Where to start? Before being united in the same pod our senior year of college, the slubs’ mutual appreciation for matrimonial bliss was more or less an undercover character quirk. No doubt Nora had heard her fair share of wedding talk before then, seeing as Laura was her roommate and friend from the beginning, but once the five of us realized just how crazed we are for weddings all bets were off. Laura began by showing us her towering stack of wedding magazines (which has now relocated to our bookshelf in the Uptown house), but once she became more comfortable with us as cherished friends, her deeply complex and entirely thoughtful plot to become a wedding planner was revealed. If the rest of us slubs have a say in it, this will be her future career – the girl has genuine talent.
From there, we allowed ourselves to flip out whenever we felt like indulging in a fantasy of white dresses, colored flowers and sparkling diamonds (which was pretty much all the time). Say Yes to the Dress episodes played semi-constantly in the pod.
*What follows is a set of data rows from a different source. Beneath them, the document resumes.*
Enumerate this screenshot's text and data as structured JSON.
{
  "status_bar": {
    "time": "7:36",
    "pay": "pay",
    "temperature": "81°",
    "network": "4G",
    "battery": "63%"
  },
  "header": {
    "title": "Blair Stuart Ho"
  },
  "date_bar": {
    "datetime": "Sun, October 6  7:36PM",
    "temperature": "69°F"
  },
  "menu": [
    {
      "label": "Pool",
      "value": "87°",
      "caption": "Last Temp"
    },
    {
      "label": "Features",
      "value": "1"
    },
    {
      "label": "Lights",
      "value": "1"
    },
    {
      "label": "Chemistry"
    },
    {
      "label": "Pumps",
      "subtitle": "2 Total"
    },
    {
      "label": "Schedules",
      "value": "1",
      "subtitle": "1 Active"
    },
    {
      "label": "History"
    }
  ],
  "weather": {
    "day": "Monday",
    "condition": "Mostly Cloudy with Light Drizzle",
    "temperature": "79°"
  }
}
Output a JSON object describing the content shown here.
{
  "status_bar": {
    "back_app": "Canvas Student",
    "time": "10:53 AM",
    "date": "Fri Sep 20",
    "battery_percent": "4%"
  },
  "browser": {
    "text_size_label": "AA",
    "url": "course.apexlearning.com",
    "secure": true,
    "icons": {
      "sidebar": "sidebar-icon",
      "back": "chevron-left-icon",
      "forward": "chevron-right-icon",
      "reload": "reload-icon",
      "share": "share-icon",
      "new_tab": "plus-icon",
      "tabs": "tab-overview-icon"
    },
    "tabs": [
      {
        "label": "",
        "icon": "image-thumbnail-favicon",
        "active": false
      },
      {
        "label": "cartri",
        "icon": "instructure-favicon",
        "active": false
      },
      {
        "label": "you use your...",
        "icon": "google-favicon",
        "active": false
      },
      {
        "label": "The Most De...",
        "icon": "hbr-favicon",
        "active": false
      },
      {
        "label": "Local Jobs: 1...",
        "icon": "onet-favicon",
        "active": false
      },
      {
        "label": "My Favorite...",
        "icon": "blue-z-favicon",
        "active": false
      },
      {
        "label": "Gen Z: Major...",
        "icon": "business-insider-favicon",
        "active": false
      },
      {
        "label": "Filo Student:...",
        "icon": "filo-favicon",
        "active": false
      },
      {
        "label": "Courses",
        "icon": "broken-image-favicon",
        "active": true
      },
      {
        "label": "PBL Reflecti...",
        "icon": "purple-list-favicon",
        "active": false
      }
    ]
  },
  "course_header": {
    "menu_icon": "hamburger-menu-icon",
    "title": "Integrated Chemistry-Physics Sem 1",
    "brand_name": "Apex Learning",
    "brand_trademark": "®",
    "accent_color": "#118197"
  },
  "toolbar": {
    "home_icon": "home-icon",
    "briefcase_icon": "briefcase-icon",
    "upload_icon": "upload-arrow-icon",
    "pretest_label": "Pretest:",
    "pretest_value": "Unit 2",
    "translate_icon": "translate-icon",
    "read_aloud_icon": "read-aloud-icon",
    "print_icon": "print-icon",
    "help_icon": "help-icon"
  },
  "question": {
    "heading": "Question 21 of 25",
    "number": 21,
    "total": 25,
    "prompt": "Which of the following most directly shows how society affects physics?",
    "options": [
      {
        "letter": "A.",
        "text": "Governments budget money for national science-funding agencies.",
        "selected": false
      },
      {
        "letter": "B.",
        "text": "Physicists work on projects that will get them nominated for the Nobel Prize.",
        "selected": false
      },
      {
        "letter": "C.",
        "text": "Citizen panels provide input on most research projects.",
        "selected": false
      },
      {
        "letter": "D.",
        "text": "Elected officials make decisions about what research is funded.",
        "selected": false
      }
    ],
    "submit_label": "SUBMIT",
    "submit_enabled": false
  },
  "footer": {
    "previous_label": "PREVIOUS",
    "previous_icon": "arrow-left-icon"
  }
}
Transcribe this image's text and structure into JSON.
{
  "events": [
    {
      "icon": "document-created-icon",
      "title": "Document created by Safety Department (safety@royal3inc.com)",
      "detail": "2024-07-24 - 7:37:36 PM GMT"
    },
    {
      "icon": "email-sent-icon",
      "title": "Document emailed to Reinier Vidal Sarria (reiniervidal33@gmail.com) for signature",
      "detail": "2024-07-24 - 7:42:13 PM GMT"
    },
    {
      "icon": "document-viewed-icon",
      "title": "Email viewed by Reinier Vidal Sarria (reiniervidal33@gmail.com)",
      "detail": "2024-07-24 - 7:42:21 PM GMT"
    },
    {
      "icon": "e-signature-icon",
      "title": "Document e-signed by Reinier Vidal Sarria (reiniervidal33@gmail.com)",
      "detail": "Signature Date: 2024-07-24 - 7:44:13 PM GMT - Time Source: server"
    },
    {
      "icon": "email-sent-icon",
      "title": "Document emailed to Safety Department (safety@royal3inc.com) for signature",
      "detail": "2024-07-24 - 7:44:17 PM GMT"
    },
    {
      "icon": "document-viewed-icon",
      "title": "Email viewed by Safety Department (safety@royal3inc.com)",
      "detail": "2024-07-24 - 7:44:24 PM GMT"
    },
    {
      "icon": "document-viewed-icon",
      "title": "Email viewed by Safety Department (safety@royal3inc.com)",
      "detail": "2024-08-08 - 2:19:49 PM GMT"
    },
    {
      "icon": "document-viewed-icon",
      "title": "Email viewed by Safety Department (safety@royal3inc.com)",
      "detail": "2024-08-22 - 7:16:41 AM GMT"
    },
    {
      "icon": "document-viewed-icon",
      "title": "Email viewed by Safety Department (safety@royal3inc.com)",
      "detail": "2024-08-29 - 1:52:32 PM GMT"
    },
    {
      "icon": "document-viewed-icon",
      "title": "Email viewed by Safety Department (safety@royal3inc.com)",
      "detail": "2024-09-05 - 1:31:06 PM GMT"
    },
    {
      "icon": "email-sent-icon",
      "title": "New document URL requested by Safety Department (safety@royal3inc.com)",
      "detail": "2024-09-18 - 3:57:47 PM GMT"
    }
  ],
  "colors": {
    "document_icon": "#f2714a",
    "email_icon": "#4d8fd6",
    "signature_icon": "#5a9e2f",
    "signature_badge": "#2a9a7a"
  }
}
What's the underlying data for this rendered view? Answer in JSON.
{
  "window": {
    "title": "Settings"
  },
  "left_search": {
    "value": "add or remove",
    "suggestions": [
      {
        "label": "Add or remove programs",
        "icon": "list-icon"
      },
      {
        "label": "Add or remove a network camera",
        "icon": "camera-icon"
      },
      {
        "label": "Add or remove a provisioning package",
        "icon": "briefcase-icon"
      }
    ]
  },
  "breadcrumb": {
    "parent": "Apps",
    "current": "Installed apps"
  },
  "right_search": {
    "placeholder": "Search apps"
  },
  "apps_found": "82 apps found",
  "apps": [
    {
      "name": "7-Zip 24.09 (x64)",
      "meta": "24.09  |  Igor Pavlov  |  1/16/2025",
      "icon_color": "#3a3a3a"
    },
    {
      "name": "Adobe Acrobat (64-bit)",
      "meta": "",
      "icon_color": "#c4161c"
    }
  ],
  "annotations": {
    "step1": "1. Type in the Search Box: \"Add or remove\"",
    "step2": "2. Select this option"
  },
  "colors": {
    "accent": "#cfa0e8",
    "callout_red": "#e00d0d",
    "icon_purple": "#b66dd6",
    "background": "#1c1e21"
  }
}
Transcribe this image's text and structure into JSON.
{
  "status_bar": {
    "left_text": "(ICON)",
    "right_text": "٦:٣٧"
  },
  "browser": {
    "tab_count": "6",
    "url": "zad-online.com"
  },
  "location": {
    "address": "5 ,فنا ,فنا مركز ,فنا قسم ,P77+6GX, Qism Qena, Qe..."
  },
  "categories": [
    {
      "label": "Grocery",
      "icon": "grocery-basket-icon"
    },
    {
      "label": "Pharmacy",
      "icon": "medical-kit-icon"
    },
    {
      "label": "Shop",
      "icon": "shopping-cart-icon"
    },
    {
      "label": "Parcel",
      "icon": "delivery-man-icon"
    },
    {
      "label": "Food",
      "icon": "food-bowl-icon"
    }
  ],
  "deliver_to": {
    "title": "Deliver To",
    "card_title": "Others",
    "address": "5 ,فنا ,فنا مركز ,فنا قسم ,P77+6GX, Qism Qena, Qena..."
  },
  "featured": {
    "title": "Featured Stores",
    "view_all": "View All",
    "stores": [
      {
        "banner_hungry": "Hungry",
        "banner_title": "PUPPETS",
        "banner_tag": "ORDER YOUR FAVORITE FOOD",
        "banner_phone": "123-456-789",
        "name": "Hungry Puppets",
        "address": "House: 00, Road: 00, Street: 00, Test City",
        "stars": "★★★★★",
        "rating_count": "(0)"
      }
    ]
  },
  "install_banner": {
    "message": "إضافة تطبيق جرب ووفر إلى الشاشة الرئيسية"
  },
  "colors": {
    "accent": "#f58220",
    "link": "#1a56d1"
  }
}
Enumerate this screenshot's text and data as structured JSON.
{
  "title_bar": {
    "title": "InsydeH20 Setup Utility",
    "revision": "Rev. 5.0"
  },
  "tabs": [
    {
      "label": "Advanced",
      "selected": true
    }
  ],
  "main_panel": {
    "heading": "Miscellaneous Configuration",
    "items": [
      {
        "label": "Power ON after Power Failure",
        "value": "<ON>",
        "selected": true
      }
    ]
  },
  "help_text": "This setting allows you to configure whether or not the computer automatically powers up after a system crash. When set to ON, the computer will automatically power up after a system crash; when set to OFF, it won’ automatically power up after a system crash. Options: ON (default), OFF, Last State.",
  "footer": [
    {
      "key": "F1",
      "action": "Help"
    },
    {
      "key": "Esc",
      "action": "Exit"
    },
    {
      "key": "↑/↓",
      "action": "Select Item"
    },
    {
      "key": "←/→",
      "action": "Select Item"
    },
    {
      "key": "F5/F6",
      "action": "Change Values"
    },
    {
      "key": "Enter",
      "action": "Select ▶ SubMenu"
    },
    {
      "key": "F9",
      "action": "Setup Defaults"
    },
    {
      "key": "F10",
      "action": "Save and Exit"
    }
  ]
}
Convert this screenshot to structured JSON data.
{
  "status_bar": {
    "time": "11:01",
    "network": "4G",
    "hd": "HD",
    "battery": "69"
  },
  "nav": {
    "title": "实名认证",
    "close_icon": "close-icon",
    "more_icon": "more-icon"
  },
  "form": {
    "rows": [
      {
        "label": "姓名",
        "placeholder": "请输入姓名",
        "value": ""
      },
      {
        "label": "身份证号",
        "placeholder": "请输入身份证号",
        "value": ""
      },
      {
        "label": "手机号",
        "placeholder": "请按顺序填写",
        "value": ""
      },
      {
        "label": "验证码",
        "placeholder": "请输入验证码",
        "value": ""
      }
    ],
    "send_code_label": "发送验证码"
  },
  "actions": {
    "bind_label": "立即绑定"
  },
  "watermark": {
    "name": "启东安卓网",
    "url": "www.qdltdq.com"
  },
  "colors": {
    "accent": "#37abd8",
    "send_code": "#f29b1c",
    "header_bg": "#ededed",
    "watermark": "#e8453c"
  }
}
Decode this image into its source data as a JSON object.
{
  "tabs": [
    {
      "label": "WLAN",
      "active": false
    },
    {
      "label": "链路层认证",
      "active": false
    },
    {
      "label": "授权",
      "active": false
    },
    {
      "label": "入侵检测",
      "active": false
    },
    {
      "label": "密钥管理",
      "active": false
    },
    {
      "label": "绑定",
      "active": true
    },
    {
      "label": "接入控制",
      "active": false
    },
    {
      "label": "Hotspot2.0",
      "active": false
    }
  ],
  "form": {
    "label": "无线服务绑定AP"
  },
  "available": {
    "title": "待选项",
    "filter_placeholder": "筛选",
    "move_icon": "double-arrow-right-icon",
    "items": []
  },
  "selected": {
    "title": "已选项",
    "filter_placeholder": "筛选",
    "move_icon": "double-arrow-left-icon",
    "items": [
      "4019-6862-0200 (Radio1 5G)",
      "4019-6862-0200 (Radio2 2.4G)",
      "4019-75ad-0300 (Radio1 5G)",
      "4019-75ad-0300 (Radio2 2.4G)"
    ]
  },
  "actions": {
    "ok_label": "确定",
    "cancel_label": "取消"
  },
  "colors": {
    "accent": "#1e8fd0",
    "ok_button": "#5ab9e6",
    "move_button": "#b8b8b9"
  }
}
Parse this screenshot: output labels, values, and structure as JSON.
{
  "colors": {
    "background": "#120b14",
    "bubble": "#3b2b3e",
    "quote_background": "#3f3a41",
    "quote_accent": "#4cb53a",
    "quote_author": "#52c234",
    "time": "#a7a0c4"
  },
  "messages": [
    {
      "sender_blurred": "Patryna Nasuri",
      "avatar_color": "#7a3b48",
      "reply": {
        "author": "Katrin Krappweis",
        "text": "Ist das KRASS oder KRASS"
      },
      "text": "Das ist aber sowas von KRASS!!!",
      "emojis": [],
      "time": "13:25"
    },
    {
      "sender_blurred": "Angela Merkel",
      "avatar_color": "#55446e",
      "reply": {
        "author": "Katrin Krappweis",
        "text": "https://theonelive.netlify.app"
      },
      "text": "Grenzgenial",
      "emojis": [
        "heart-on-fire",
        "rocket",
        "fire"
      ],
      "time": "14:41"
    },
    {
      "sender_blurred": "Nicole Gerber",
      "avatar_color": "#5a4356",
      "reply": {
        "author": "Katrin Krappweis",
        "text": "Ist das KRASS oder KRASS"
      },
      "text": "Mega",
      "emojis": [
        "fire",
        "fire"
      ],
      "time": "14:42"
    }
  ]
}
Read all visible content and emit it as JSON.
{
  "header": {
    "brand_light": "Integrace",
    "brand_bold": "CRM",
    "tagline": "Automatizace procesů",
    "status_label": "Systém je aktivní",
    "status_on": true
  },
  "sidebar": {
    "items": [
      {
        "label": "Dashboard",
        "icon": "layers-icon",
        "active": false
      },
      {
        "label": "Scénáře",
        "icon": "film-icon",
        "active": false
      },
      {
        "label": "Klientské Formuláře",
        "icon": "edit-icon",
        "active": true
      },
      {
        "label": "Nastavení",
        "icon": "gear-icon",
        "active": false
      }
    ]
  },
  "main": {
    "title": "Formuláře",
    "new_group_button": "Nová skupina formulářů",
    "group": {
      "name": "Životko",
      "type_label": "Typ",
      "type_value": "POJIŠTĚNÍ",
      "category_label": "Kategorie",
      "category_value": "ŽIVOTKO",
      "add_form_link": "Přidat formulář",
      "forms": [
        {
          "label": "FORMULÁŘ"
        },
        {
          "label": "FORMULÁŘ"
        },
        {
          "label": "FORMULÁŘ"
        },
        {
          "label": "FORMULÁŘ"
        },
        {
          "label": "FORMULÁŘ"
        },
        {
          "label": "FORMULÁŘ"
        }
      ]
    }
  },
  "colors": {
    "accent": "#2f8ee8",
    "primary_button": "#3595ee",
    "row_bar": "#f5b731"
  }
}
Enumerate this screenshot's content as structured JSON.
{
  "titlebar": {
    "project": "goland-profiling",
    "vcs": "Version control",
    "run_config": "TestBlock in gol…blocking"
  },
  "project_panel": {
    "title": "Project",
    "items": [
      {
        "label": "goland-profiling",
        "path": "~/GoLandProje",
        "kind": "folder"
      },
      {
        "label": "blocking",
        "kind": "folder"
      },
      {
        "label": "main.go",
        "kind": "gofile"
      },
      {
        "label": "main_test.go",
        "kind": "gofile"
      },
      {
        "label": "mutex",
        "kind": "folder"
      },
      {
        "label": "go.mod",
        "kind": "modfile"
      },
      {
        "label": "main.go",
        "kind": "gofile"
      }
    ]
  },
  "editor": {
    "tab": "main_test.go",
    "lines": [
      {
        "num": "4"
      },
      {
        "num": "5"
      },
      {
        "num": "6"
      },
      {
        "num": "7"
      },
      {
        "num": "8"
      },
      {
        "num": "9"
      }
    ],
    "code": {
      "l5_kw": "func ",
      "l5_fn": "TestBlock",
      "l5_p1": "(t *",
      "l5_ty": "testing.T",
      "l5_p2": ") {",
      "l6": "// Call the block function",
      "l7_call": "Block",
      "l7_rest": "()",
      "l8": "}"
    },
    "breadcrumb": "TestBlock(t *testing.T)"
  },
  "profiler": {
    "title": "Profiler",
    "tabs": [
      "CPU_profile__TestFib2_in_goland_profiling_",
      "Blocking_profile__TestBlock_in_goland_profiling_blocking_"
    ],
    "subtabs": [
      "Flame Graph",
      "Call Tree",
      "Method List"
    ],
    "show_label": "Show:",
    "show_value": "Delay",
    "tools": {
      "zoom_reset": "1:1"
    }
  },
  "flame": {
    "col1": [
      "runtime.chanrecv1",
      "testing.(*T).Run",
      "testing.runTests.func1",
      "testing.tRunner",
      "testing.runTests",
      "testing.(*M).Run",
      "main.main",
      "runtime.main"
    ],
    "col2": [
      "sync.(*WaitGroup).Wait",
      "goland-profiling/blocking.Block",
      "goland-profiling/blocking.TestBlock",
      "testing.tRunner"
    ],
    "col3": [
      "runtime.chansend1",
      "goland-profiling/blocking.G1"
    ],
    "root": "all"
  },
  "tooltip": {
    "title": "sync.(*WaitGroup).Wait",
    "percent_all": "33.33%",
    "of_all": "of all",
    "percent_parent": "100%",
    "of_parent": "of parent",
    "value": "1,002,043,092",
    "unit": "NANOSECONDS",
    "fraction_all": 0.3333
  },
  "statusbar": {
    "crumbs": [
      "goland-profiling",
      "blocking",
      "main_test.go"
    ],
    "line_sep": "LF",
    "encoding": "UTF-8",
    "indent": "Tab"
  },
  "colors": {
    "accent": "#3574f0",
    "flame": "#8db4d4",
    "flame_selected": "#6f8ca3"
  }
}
We assaulted our podmate Elaine almost daily for the latest information on the Ole wedding in which she was to play bridesmaid. We talked about our ideal day, arguing the relative virtues of a spring vs. summer vs. fall vs. winter wedding, of cake types and bouquet styles, of long vs. tea-length bridesmaids’ dresses. When we needed a good cry, we would watch wedding videos like these and sob hysterically into kleenexes about how beautiful true love is.
Our deep appreciation for weddings was incited to a fever pitch when the greatest thing ever happened on April 29th, 2011: Prince William and Kate Middleton were married. I’m going to say this with pride: in order to witness the event live we got up at 4 am and drove to The Cow (a pub in Northfield owned by an ex-pat). We wore casual dresses and beaded headbands (in place of a fascinator), and ate a breakfast of scones and hot tea. We were delighted when Kate stepped out of her car in the perfect dress, and we cheered when they were finally pronounced husband and wife. Out of genuine emotion (but probably due more to sleep deprivation), we cried a little over their kisses on the balcony. Anna immediately purchased the soundtrack to their wedding (which was available on iTunes approximately .3948 seconds after the event ended), and we smiled wistfully after listening to I Was Glad for the next few weeks. Our magazine rack in the slub house has a permanent copy of the TIME magazine dedicated to the royal wedding. The Duchess of Cambridge is our hero.
And then after we graduated, our world exploded with weddings. People our age were getting engaged left and right. The slubs went to many weddings over the summer, and always came back to Uptown with pictures and a thorough debriefing to share. For better or for worse (…Kat got a bright orange coozie as a party favor…) we evaluated everything with unfailing interest. We honestly love talking about weddings.
Where does our obsession stem from? Certainly, the stigma that ‘every girl dreams of her wedding from the time she can walk until The Big Day’ seems to hold true, in our case. But surely our feelings go beyond simply confirming a stereotype. If the slubs are anything, it’s feminist-leaning; we have been blessed with the type of education that lets us continually question traditional roles and boundaries, and to redefine our notion of the world as women of the 21st century. In that case, is it wrong to fantasize? Are we taking a giant step backwards in appreciating the royal wedding like we do? (No.) Are we just frivolous girls with silly notions about love and commitment?
I’d like to think not.
In their purest form, weddings are occasions for joy. They are a celebration of the affection between two individuals who love each other. They are a gathering for friends and family, who share in this love and freely give of their own. In a fickle and ever-changing world, weddings represent a declaration of commitment to another individual. I know many marriages don’t last, and commitment can be difficult – if not impossible – to maintain. But the hype surrounding those few beautiful hours of the wedding day does, I believe, convey sentiments of steadfast love and friendship. Look at the faces of the bride and groom on the day, radiant with delight (ideally, at least). Listen to the laughter of friends and family as they share stories about the couple and reminisce about their own relationships. Watch as tears of happiness come from nearly every wedding-goer as the newlyweds embrace for their first dance.
There’s enough pain in the world that we shouldn’t dare belittle those occasions that bring us true joy. The royal wedding did this for millions of women and men around the world. And local weddings bring those feelings to my roommates and me whenever we think about, discuss, or attend a wedding ourselves. It isn’t silly to love weddings – it’s a direct response to our natural human tendency to gravitate towards beauty.
So the wedding fantasy will continue to live on in the slub house. Laura and Nora got a much needed dose this weekend, and Shannon will be engrossed in the processional a little over a year from now as the co-maid of honor for her best friend (shout out to the soon-to-be Mrs. Caitlin Lyon). Until the next wedding, we will discuss, debate, and plan the best possible wedding for ourselves – and continue to sloppy cry at the happiness of the newly wed couples in our lives.